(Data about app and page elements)
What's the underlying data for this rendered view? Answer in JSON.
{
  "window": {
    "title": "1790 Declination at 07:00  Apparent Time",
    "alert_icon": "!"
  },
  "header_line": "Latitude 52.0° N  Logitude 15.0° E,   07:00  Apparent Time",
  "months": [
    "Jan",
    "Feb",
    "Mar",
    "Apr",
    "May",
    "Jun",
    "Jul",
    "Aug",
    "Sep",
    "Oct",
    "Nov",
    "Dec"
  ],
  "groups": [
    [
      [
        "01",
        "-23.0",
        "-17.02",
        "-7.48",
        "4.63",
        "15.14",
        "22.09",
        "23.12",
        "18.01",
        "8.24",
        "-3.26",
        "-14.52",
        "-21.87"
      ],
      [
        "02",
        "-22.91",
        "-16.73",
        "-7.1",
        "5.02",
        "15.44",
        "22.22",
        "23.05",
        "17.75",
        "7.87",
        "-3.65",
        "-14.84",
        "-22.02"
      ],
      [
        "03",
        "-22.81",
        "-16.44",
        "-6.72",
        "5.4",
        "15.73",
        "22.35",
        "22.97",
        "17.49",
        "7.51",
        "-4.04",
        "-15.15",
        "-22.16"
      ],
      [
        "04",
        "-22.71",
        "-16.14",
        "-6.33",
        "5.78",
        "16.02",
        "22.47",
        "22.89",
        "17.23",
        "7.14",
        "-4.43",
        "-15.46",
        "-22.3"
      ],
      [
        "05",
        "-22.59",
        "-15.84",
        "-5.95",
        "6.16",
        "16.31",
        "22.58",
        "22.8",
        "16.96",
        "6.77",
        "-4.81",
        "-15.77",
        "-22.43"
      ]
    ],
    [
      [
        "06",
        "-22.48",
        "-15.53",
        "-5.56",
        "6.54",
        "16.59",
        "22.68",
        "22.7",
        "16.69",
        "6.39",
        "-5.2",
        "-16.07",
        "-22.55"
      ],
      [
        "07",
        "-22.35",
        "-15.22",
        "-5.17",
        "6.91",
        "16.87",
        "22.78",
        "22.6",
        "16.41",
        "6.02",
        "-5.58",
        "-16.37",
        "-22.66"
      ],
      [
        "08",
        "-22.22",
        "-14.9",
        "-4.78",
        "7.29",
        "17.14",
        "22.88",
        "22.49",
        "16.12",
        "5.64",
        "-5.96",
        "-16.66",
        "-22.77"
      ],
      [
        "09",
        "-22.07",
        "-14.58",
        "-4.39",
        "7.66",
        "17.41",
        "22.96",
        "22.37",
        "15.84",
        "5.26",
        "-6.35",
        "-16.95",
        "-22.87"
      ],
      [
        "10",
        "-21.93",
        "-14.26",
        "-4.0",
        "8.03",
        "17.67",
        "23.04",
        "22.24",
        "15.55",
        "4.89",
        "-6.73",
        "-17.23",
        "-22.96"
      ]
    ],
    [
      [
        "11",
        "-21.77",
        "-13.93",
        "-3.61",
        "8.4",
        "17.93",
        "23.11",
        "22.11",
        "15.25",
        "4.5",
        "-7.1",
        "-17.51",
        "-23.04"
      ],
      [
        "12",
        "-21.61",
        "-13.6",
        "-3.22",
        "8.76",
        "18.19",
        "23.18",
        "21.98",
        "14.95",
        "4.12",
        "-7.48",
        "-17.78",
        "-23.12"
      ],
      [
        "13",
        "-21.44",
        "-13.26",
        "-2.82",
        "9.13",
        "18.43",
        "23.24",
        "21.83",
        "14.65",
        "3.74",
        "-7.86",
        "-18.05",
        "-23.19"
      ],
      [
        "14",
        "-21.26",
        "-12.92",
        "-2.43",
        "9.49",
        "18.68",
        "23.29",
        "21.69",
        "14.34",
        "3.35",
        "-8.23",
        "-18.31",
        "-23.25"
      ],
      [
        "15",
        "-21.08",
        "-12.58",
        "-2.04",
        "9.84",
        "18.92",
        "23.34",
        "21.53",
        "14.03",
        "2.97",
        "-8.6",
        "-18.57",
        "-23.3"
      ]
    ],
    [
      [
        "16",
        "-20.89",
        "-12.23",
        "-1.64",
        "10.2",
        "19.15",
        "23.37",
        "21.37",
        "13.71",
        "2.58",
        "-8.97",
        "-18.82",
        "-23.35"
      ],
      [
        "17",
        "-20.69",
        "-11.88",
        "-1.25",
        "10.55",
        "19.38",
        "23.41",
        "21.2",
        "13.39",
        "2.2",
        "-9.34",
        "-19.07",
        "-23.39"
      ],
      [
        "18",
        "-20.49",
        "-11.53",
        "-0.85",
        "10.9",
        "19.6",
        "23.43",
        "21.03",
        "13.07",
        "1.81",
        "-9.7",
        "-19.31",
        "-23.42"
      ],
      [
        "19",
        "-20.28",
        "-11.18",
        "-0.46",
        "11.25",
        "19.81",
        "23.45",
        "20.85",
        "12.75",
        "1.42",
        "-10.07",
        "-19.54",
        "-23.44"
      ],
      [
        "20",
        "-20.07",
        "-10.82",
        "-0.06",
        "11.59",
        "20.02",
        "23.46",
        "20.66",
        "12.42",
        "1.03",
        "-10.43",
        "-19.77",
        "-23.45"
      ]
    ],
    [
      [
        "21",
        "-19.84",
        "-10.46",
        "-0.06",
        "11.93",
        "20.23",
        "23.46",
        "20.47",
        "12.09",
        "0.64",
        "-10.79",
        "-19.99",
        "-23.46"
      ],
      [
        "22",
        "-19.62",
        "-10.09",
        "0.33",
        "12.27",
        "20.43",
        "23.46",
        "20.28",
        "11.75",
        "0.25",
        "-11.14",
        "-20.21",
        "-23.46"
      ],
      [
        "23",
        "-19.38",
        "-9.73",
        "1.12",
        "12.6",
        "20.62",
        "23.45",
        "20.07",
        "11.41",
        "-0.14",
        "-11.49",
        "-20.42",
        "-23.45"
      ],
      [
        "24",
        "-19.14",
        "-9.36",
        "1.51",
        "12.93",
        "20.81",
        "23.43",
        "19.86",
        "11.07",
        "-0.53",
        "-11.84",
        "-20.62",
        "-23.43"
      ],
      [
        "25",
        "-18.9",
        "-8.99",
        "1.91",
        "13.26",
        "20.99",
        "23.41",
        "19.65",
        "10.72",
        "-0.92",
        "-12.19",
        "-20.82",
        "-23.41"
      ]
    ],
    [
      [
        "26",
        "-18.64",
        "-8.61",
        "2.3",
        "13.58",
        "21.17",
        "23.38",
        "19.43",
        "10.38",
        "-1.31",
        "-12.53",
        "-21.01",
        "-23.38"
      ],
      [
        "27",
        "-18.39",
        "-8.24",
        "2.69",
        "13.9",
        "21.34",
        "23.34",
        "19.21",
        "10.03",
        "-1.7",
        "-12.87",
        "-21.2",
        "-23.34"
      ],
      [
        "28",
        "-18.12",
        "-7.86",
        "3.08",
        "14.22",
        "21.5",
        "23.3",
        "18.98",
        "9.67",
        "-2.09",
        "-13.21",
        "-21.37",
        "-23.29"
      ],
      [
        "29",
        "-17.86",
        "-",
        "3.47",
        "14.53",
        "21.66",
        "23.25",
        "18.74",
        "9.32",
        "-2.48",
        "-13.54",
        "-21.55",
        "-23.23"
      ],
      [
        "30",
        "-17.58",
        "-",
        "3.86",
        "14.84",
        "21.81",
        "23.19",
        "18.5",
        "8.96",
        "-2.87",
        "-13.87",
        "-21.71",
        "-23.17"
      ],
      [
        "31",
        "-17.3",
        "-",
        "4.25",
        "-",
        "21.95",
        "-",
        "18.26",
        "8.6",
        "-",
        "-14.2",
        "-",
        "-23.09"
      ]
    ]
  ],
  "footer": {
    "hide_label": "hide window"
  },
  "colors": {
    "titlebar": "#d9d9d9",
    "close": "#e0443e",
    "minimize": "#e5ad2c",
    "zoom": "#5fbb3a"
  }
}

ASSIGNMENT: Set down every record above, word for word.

EXERCISE RESULT:
What's the underlying data for this rendered view? Answer in JSON.
{
  "window": {
    "title": "1790 Declination at 07:00  Apparent Time",
    "alert_icon": "!"
  },
  "header_line": "Latitude 52.0° N  Logitude 15.0° E,   07:00  Apparent Time",
  "months": [
    "Jan",
    "Feb",
    "Mar",
    "Apr",
    "May",
    "Jun",
    "Jul",
    "Aug",
    "Sep",
    "Oct",
    "Nov",
    "Dec"
  ],
  "groups": [
    [
      [
        "01",
        "-23.0",
        "-17.02",
        "-7.48",
        "4.63",
        "15.14",
        "22.09",
        "23.12",
        "18.01",
        "8.24",
        "-3.26",
        "-14.52",
        "-21.87"
      ],
      [
        "02",
        "-22.91",
        "-16.73",
        "-7.1",
        "5.02",
        "15.44",
        "22.22",
        "23.05",
        "17.75",
        "7.87",
        "-3.65",
        "-14.84",
        "-22.02"
      ],
      [
        "03",
        "-22.81",
        "-16.44",
        "-6.72",
        "5.4",
        "15.73",
        "22.35",
        "22.97",
        "17.49",
        "7.51",
        "-4.04",
        "-15.15",
        "-22.16"
      ],
      [
        "04",
        "-22.71",
        "-16.14",
        "-6.33",
        "5.78",
        "16.02",
        "22.47",
        "22.89",
        "17.23",
        "7.14",
        "-4.43",
        "-15.46",
        "-22.3"
      ],
      [
        "05",
        "-22.59",
        "-15.84",
        "-5.95",
        "6.16",
        "16.31",
        "22.58",
        "22.8",
        "16.96",
        "6.77",
        "-4.81",
        "-15.77",
        "-22.43"
      ]
    ],
    [
      [
        "06",
        "-22.48",
        "-15.53",
        "-5.56",
        "6.54",
        "16.59",
        "22.68",
        "22.7",
        "16.69",
        "6.39",
        "-5.2",
        "-16.07",
        "-22.55"
      ],
      [
        "07",
        "-22.35",
        "-15.22",
        "-5.17",
        "6.91",
        "16.87",
        "22.78",
        "22.6",
        "16.41",
        "6.02",
        "-5.58",
        "-16.37",
        "-22.66"
      ],
      [
        "08",
        "-22.22",
        "-14.9",
        "-4.78",
        "7.29",
        "17.14",
        "22.88",
        "22.49",
        "16.12",
        "5.64",
        "-5.96",
        "-16.66",
        "-22.77"
      ],
      [
        "09",
        "-22.07",
        "-14.58",
        "-4.39",
        "7.66",
        "17.41",
        "22.96",
        "22.37",
        "15.84",
        "5.26",
        "-6.35",
        "-16.95",
        "-22.87"
      ],
      [
        "10",
        "-21.93",
        "-14.26",
        "-4.0",
        "8.03",
        "17.67",
        "23.04",
        "22.24",
        "15.55",
        "4.89",
        "-6.73",
        "-17.23",
        "-22.96"
      ]
    ],
    [
      [
        "11",
        "-21.77",
        "-13.93",
        "-3.61",
        "8.4",
        "17.93",
        "23.11",
        "22.11",
        "15.25",
        "4.5",
        "-7.1",
        "-17.51",
        "-23.04"
      ],
      [
        "12",
        "-21.61",
        "-13.6",
        "-3.22",
        "8.76",
        "18.19",
        "23.18",
        "21.98",
        "14.95",
        "4.12",
        "-7.48",
        "-17.78",
        "-23.12"
      ],
      [
        "13",
        "-21.44",
        "-13.26",
        "-2.82",
        "9.13",
        "18.43",
        "23.24",
        "21.83",
        "14.65",
        "3.74",
        "-7.86",
        "-18.05",
        "-23.19"
      ],
      [
        "14",
        "-21.26",
        "-12.92",
        "-2.43",
        "9.49",
        "18.68",
        "23.29",
        "21.69",
        "14.34",
        "3.35",
        "-8.23",
        "-18.31",
        "-23.25"
      ],
      [
        "15",
        "-21.08",
        "-12.58",
        "-2.04",
        "9.84",
        "18.92",
        "23.34",
        "21.53",
        "14.03",
        "2.97",
        "-8.6",
        "-18.57",
        "-23.3"
      ]
    ],
    [
      [
        "16",
        "-20.89",
        "-12.23",
        "-1.64",
        "10.2",
        "19.15",
        "23.37",
        "21.37",
        "13.71",
        "2.58",
        "-8.97",
        "-18.82",
        "-23.35"
      ],
      [
        "17",
        "-20.69",
        "-11.88",
        "-1.25",
        "10.55",
        "19.38",
        "23.41",
        "21.2",
        "13.39",
        "2.2",
        "-9.34",
        "-19.07",
        "-23.39"
      ],
      [
        "18",
        "-20.49",
        "-11.53",
        "-0.85",
        "10.9",
        "19.6",
        "23.43",
        "21.03",
        "13.07",
        "1.81",
        "-9.7",
        "-19.31",
        "-23.42"
      ],
      [
        "19",
        "-20.28",
        "-11.18",
        "-0.46",
        "11.25",
        "19.81",
        "23.45",
        "20.85",
        "12.75",
        "1.42",
        "-10.07",
        "-19.54",
        "-23.44"
      ],
      [
        "20",
        "-20.07",
        "-10.82",
        "-0.06",
        "11.59",
        "20.02",
        "23.46",
        "20.66",
        "12.42",
        "1.03",
        "-10.43",
        "-19.77",
        "-23.45"
      ]
    ],
    [
      [
        "21",
        "-19.84",
        "-10.46",
        "-0.06",
        "11.93",
        "20.23",
        "23.46",
        "20.47",
        "12.09",
        "0.64",
        "-10.79",
        "-19.99",
        "-23.46"
      ],
      [
        "22",
        "-19.62",
        "-10.09",
        "0.33",
        "12.27",
        "20.43",
        "23.46",
        "20.28",
        "11.75",
        "0.25",
        "-11.14",
        "-20.21",
        "-23.46"
      ],
      [
        "23",
        "-19.38",
        "-9.73",
        "1.12",
        "12.6",
        "20.62",
        "23.45",
        "20.07",
        "11.41",
        "-0.14",
        "-11.49",
        "-20.42",
        "-23.45"
      ],
      [
        "24",
        "-19.14",
        "-9.36",
        "1.51",
        "12.93",
        "20.81",
        "23.43",
        "19.86",
        "11.07",
        "-0.53",
        "-11.84",
        "-20.62",
        "-23.43"
      ],
      [
        "25",
        "-18.9",
        "-8.99",
        "1.91",
        "13.26",
        "20.99",
        "23.41",
        "19.65",
        "10.72",
        "-0.92",
        "-12.19",
        "-20.82",
        "-23.41"
      ]
    ],
    [
      [
        "26",
        "-18.64",
        "-8.61",
        "2.3",
        "13.58",
        "21.17",
        "23.38",
        "19.43",
        "10.38",
        "-1.31",
        "-12.53",
        "-21.01",
        "-23.38"
      ],
      [
        "27",
        "-18.39",
        "-8.24",
        "2.69",
        "13.9",
        "21.34",
        "23.34",
        "19.21",
        "10.03",
        "-1.7",
        "-12.87",
        "-21.2",
        "-23.34"
      ],
      [
        "28",
        "-18.12",
        "-7.86",
        "3.08",
        "14.22",
        "21.5",
        "23.3",
        "18.98",
        "9.67",
        "-2.09",
        "-13.21",
        "-21.37",
        "-23.29"
      ],
      [
        "29",
        "-17.86",
        "-",
        "3.47",
        "14.53",
        "21.66",
        "23.25",
        "18.74",
        "9.32",
        "-2.48",
        "-13.54",
        "-21.55",
        "-23.23"
      ],
      [
        "30",
        "-17.58",
        "-",
        "3.86",
        "14.84",
        "21.81",
        "23.19",
        "18.5",
        "8.96",
        "-2.87",
        "-13.87",
        "-21.71",
        "-23.17"
      ],
      [
        "31",
        "-17.3",
        "-",
        "4.25",
        "-",
        "21.95",
        "-",
        "18.26",
        "8.6",
        "-",
        "-14.2",
        "-",
        "-23.09"
      ]
    ]
  ],
  "footer": {
    "hide_label": "hide window"
  },
  "colors": {
    "titlebar": "#d9d9d9",
    "close": "#e0443e",
    "minimize": "#e5ad2c",
    "zoom": "#5fbb3a"
  }
}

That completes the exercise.